(Page and application data records)
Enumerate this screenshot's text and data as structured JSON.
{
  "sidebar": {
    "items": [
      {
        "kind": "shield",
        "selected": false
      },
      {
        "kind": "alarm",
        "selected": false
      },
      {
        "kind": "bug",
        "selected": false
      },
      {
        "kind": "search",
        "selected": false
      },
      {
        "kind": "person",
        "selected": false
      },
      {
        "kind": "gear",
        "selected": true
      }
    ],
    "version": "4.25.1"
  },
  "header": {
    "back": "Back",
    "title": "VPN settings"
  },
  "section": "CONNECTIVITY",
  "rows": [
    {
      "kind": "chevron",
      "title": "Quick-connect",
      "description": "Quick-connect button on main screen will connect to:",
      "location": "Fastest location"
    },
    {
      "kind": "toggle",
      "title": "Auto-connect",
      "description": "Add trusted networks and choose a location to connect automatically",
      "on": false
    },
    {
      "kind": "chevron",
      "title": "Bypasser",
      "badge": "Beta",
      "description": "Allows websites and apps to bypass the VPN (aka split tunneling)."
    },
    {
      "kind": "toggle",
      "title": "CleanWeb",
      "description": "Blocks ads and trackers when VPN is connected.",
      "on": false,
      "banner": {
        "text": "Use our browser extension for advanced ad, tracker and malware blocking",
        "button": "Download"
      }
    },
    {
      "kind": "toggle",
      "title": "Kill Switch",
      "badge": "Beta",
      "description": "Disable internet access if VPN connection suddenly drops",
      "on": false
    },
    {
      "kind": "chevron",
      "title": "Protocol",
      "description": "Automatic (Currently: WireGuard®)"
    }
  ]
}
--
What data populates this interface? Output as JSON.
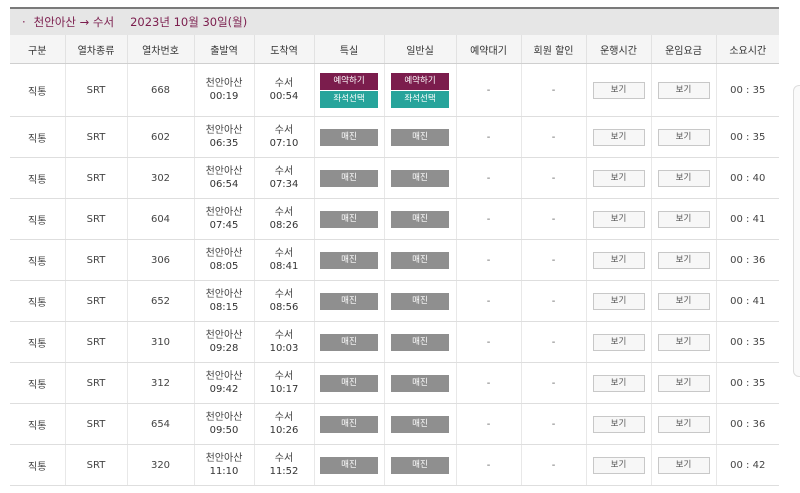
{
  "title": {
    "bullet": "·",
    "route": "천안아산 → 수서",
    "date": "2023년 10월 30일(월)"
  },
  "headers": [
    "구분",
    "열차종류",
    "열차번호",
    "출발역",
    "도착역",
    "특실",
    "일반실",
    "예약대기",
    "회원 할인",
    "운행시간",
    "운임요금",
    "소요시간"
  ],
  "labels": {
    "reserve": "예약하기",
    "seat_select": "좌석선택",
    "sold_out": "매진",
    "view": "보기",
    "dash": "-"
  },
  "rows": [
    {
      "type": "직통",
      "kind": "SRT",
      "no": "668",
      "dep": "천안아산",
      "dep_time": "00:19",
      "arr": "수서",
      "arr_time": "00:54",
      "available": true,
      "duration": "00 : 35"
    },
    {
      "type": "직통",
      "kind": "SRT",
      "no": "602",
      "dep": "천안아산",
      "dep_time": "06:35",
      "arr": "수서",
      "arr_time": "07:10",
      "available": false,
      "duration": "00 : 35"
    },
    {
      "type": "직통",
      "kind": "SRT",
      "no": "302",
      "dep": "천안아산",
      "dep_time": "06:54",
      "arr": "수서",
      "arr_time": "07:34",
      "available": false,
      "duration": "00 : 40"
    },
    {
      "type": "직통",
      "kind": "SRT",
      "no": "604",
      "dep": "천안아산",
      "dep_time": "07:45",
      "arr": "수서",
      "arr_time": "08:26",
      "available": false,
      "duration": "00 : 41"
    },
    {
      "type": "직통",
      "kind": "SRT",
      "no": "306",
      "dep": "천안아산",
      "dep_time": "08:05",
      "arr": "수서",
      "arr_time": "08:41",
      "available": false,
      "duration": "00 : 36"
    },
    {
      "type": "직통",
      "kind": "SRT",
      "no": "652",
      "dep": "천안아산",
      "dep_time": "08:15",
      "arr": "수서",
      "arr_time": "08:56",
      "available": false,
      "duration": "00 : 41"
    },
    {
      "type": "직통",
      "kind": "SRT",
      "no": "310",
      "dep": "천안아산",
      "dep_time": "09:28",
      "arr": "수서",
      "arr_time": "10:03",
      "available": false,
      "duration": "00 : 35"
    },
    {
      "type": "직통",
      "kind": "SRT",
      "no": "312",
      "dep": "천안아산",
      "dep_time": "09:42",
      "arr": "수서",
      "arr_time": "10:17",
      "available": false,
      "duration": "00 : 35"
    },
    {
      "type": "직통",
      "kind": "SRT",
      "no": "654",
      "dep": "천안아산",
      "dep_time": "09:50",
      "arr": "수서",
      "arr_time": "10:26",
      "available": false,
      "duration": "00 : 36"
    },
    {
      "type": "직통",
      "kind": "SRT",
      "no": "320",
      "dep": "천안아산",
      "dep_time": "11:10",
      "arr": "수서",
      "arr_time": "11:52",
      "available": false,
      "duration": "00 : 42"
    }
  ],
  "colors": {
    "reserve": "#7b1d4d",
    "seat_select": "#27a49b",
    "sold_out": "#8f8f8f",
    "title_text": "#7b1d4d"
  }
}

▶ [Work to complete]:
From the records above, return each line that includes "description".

▶ [Exercise output]:
      "description": "Quick-connect button on main screen will connect to:",
      "description": "Add trusted networks and choose a location to connect automatically",
      "description": "Allows websites and apps to bypass the VPN (aka split tunneling)."
      "description": "Blocks ads and trackers when VPN is connected.",
      "description": "Disable internet access if VPN connection suddenly drops",
      "description": "Automatic (Currently: WireGuard®)"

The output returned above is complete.